> [Problem]:
Repeat exactly each line of the data provided below.
•••••
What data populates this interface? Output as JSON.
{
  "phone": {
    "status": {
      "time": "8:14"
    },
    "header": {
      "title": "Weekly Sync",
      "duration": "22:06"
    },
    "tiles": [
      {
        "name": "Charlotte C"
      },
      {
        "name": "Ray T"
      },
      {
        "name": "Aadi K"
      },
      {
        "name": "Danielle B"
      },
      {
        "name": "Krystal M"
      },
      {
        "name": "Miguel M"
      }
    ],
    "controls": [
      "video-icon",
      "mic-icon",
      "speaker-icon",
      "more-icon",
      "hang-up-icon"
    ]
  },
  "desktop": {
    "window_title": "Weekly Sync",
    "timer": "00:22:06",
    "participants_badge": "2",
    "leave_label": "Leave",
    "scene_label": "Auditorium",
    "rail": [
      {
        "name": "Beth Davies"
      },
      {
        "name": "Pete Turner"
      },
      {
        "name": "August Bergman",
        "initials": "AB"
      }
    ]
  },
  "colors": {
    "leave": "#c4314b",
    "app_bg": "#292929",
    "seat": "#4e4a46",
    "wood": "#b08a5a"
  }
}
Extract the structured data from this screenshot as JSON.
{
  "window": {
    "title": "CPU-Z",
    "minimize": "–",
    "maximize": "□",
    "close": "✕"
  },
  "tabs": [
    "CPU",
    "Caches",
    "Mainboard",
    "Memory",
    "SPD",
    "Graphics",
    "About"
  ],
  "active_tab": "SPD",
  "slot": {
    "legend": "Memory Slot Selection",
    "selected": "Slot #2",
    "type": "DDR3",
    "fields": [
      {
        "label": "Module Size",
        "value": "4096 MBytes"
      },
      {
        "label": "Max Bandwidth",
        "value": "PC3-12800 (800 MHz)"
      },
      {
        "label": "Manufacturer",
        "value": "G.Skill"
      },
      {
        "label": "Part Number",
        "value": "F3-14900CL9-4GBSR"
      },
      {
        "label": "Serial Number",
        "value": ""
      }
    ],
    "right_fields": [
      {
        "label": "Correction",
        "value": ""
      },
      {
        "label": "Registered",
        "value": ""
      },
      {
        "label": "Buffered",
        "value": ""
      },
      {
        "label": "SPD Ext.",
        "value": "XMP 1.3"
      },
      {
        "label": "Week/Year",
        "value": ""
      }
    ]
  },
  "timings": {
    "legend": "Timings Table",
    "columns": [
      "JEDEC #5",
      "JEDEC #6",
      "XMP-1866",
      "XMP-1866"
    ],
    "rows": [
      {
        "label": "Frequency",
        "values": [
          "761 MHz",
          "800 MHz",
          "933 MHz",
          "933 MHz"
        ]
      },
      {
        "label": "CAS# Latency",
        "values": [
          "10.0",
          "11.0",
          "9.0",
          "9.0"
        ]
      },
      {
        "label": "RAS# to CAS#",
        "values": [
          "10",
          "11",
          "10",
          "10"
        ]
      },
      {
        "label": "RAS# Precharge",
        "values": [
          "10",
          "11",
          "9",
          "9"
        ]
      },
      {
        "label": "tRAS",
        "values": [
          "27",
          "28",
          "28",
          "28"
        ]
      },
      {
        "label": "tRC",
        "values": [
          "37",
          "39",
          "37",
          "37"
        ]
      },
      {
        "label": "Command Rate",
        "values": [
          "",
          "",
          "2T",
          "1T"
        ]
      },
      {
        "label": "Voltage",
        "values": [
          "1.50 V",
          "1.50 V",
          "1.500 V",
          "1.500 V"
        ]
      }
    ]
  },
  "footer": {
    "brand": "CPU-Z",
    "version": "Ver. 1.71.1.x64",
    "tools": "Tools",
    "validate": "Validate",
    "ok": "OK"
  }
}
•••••
> [Result of this exercise]:
What data populates this interface? Output as JSON.
{
  "phone": {
    "status": {
      "time": "8:14"
    },
    "header": {
      "title": "Weekly Sync",
      "duration": "22:06"
    },
    "tiles": [
      {
        "name": "Charlotte C"
      },
      {
        "name": "Ray T"
      },
      {
        "name": "Aadi K"
      },
      {
        "name": "Danielle B"
      },
      {
        "name": "Krystal M"
      },
      {
        "name": "Miguel M"
      }
    ],
    "controls": [
      "video-icon",
      "mic-icon",
      "speaker-icon",
      "more-icon",
      "hang-up-icon"
    ]
  },
  "desktop": {
    "window_title": "Weekly Sync",
    "timer": "00:22:06",
    "participants_badge": "2",
    "leave_label": "Leave",
    "scene_label": "Auditorium",
    "rail": [
      {
        "name": "Beth Davies"
      },
      {
        "name": "Pete Turner"
      },
      {
        "name": "August Bergman",
        "initials": "AB"
      }
    ]
  },
  "colors": {
    "leave": "#c4314b",
    "app_bg": "#292929",
    "seat": "#4e4a46",
    "wood": "#b08a5a"
  }
}
Extract the structured data from this screenshot as JSON.
{
  "window": {
    "title": "CPU-Z",
    "minimize": "–",
    "maximize": "□",
    "close": "✕"
  },
  "tabs": [
    "CPU",
    "Caches",
    "Mainboard",
    "Memory",
    "SPD",
    "Graphics",
    "About"
  ],
  "active_tab": "SPD",
  "slot": {
    "legend": "Memory Slot Selection",
    "selected": "Slot #2",
    "type": "DDR3",
    "fields": [
      {
        "label": "Module Size",
        "value": "4096 MBytes"
      },
      {
        "label": "Max Bandwidth",
        "value": "PC3-12800 (800 MHz)"
      },
      {
        "label": "Manufacturer",
        "value": "G.Skill"
      },
      {
        "label": "Part Number",
        "value": "F3-14900CL9-4GBSR"
      },
      {
        "label": "Serial Number",
        "value": ""
      }
    ],
    "right_fields": [
      {
        "label": "Correction",
        "value": ""
      },
      {
        "label": "Registered",
        "value": ""
      },
      {
        "label": "Buffered",
        "value": ""
      },
      {
        "label": "SPD Ext.",
        "value": "XMP 1.3"
      },
      {
        "label": "Week/Year",
        "value": ""
      }
    ]
  },
  "timings": {
    "legend": "Timings Table",
    "columns": [
      "JEDEC #5",
      "JEDEC #6",
      "XMP-1866",
      "XMP-1866"
    ],
    "rows": [
      {
        "label": "Frequency",
        "values": [
          "761 MHz",
          "800 MHz",
          "933 MHz",
          "933 MHz"
        ]
      },
      {
        "label": "CAS# Latency",
        "values": [
          "10.0",
          "11.0",
          "9.0",
          "9.0"
        ]
      },
      {
        "label": "RAS# to CAS#",
        "values": [
          "10",
          "11",
          "10",
          "10"
        ]
      },
      {
        "label": "RAS# Precharge",
        "values": [
          "10",
          "11",
          "9",
          "9"
        ]
      },
      {
        "label": "tRAS",
        "values": [
          "27",
          "28",
          "28",
          "28"
        ]
      },
      {
        "label": "tRC",
        "values": [
          "37",
          "39",
          "37",
          "37"
        ]
      },
      {
        "label": "Command Rate",
        "values": [
          "",
          "",
          "2T",
          "1T"
        ]
      },
      {
        "label": "Voltage",
        "values": [
          "1.50 V",
          "1.50 V",
          "1.500 V",
          "1.500 V"
        ]
      }
    ]
  },
  "footer": {
    "brand": "CPU-Z",
    "version": "Ver. 1.71.1.x64",
    "tools": "Tools",
    "validate": "Validate",
    "ok": "OK"
  }
}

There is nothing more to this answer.